Two hundred years ago this weekend, a bridge opened up connecting the towns of New Hope, Pennsylvania and Lambertville, New Jersey.
It was the missing link of the Old York Road, the principal connection between New York and Philadelphia at that time. And while the original span over the Delaware River is long gone, the current structure is still vitally important to the two towns.
“There’s just this 1,000 foot wide river here that sort of separates us, but we’re really together,” said New Hope Mayor Larry Keller.
The sister cities from opposite sides of the Delaware are celebrating two centuries of being just a quick walk away from each other.
The original bridge was the brainchild of Benjamin Parry a Quaker industrialist who owned the ferry boat operation linking the two communities. That first one was made of wood and was destroyed in a flood in 1841, as was its identical successor in 1903. The current configuration, built in 1904, is an open Pratt truss bridge with six spans, approximately 960 tons of steel and is a little over 1,000 feet long.

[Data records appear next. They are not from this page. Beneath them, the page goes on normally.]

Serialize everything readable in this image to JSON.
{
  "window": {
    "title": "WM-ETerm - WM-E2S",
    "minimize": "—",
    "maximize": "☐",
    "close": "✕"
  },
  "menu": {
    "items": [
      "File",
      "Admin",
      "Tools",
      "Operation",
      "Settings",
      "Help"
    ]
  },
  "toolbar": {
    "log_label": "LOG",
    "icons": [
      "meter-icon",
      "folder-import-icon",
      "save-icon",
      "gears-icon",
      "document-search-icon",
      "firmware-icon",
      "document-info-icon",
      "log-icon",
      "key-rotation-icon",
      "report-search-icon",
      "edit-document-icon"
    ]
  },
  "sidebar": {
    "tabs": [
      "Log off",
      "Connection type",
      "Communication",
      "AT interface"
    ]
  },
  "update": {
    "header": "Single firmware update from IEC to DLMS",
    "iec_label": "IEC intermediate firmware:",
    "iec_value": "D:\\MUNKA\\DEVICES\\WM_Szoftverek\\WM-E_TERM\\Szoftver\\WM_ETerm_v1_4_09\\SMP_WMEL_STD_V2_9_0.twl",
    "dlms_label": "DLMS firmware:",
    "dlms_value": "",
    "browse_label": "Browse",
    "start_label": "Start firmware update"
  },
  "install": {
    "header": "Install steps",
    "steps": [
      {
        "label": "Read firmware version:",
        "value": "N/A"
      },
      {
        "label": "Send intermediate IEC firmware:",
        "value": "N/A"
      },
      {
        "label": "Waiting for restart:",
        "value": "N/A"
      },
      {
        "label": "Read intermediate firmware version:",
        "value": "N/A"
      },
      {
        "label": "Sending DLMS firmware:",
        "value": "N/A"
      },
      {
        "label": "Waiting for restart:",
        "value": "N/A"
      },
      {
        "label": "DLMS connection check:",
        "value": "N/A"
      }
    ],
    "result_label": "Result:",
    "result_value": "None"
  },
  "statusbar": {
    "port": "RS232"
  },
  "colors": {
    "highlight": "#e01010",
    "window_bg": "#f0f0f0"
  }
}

Delaware River Joint Toll Bridge Executive Director Joseph Resta said, the current traffic on the bridge is about 14,000 vehicles a day, 525,000 vehicles annually, which has been fairly consistent over the last decade.
On a busy weekend day some 14,000 pedestrians will cross the bridge as well.
While New Hope and Lambertville are in two very different states, you would never really know it from talking to people like life-long New Hope resident Frank Cosner.
“We all take pride in it and in a sense, all the residents on both sides own the bridge,” said Cosner.
Mayor Keller echoes Cosner’s sentiment saying, “I think that we’re bonded and that will never change.”
Among the festivities planned for the 200th anniversary will be a screening of a film documentary about the bridge on Sept. 13 at the Inn at Lambertville Station.